Only link to quality sites. So what are quality sites? Sites that get a lot of traffic could be considered quality sites, but not all sites getting a lot of traffic are quality sites that you want to be affiliated with, or send your visitors toward.
Government sites are a great place to link to, as they’ll provide trusted information that is useful. Your largest competitor, be it Amazon or a CNN, will also be a good choice for your links, as they’re reputable and again, provide quality and useful information.
The important thing to remember is that you don’t want to be linking to sites that don’t have anything to do with your content. While sending visitors on to that cute puppy video might make their day, it won’t do much for you in the eyes of Google, and could even hurt you.
Help Your User
Another important question to ask yourself when you put those links on your site is, “Will this help my user?” Of course, to answer that question you have to know who your users are. You should be able to figure that out by studying your sites analytics and scanning the keywords that get directed to your site. Those are people that are looking something related to whatever content you have now.
Search out those keywords yourself and find out what other sites pop up. If they’re good, and I mean really good, link to them. If you have a site with 52 Tabasco sauce recipes, and you find a different site with 367, then you should link to it. In the meantime, figure out how you can come up with 368 recipes.
Does Size Count?
How many links do you need to have the most successful link building campaign? I don’t know. There’s no clear answer on that, but again, Google recommends that you prioritize quality over quantity. That doesn’t mean you can’t have a lot of links.
The most popular page on my ESL website esladventure.com is the Links Page. I set this page up pretty quickly after I set up my website because I wanted to help other ESL teachers that had struggled like I once did.
I have 45 links on the page, each of them grouped under different headings like pronunciation, grammar, games, word searches, coloring pages, and so on. Each link also has a short description under it telling the user what is on that site and how it can help them.
I knew all of the links were good because I had used all of them to aid me in the classroom, and had compiled them in a list. Before I put them up on my site I made sure they were all still going to the place I wanted them to, and I check them periodically. If a link is heading to a dead end, I’ll remove it right away. Pointing to links that head to any 300 or 400 level redirect sites are not what you want.
My main concern when I put them up was not increasing the traffic to my site, and I could have cared less about increasing the traffic to the other sites. I just knew that there was some quality information and resources that I wasn’t supplying, and had no intention of supplying. All I wanted to do was help my user. That is the kind of attitude that will give your website some real staying power on the internet.
I also knew that those sites, if they were on top of their game, would be studying their analytics. They would see that some of their traffic, probably a small amount at first, was coming from esladventure.com. There’s a good chance that they would have gone to my site, checked it out, and if they liked what they saw, they’d make a link to me. So by helping my user as much as I can, even by linking to a competitor, I’m in the end helping myself.
Google defines a link scheme as “Any links intended to manipulate a site's ranking in Google search results” and it violates their Webmaster Guidelines.

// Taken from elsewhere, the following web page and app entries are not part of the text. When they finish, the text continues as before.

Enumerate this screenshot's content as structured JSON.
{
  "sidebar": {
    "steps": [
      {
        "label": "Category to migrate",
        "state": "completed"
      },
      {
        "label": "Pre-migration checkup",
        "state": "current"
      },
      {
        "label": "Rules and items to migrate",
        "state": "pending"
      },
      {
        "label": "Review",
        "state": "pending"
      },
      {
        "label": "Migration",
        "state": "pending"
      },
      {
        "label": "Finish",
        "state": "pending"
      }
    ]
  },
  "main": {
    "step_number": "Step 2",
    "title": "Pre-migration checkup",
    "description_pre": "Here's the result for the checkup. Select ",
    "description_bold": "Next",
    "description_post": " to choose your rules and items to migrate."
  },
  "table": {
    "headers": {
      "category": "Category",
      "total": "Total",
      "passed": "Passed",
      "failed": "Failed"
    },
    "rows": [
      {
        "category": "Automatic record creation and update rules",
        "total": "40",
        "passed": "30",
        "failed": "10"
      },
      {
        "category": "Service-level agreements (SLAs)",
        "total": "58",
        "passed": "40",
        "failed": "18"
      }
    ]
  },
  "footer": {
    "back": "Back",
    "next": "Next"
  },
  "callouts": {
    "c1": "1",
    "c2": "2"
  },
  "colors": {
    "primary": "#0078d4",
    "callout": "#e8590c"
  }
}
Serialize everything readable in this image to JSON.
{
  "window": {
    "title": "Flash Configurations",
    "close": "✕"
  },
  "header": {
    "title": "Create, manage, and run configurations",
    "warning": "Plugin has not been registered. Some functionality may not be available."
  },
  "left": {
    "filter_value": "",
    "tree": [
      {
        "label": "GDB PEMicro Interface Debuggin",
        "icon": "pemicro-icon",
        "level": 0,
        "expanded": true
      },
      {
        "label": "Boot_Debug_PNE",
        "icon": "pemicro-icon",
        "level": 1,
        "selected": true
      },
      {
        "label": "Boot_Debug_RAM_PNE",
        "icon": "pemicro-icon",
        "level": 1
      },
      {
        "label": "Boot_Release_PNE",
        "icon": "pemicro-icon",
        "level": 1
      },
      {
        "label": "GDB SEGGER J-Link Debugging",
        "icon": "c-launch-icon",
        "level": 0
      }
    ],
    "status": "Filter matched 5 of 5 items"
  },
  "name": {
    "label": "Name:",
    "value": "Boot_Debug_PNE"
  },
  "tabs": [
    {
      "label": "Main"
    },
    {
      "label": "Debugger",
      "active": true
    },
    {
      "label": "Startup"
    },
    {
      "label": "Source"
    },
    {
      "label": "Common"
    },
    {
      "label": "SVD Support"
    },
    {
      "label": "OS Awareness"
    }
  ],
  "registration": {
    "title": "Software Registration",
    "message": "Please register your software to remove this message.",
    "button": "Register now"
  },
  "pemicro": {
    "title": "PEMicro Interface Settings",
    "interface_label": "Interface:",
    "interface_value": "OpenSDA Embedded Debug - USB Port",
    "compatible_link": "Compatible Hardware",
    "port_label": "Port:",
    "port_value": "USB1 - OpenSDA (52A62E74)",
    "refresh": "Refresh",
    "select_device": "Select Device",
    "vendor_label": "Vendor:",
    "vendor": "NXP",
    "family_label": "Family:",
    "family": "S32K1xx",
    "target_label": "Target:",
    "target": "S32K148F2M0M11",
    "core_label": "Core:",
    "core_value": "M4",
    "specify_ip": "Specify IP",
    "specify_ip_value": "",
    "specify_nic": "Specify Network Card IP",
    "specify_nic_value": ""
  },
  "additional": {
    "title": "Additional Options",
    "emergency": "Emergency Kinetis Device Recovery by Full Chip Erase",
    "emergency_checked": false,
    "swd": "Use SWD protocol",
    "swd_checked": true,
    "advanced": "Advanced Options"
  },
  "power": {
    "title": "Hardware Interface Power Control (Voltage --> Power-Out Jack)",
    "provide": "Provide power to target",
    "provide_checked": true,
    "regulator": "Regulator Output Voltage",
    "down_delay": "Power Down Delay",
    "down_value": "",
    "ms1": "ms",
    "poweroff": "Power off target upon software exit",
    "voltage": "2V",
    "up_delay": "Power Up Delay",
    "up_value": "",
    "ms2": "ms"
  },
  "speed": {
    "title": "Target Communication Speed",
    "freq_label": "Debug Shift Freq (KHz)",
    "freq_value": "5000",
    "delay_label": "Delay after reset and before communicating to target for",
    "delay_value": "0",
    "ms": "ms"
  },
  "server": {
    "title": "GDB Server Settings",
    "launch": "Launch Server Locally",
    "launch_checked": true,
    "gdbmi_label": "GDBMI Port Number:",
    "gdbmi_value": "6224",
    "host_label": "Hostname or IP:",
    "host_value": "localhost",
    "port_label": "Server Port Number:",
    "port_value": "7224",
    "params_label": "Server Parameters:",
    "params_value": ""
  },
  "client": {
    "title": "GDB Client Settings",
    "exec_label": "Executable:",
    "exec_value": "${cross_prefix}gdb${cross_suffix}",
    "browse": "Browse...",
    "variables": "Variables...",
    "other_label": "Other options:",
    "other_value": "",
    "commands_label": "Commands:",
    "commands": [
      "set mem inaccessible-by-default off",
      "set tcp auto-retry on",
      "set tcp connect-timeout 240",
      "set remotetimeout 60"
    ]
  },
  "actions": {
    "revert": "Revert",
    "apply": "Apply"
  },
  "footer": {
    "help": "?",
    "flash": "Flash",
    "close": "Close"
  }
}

They see it as trying to manipulate their search results, they don’t like that, and they’ll ding you accordingly. I’ve worked with some people who’ve tried such black-hat SEO methods, and they’ve all told me that they’re trying to dig themselves out of the hole they created for themselves by doing that. Some of them had high a high Page Rank until the googlebot spotted them and lowered them considerably in the rankings.
It takes quite awhile sometimes for the googlebot to pass by your site again to see if you’ve changed your ways, and you’ll be struggling to catch up until then. It’s best not to even let that happen in the first place by only using quality links that are directly related to your content.
Google says in their Webmaster Guidelines that the best way to ensure you’ll have quality links coming in to your site is by creating the best and most useful content that you can. You’ve got to find out what your biggest competitors are doing with their content, and you’ve got to make it a whole lot better. Your content needs to create a buzz, and increasingly that buzz will come from the various social networking sites and applications being used today. Nothing sells like word of mouth.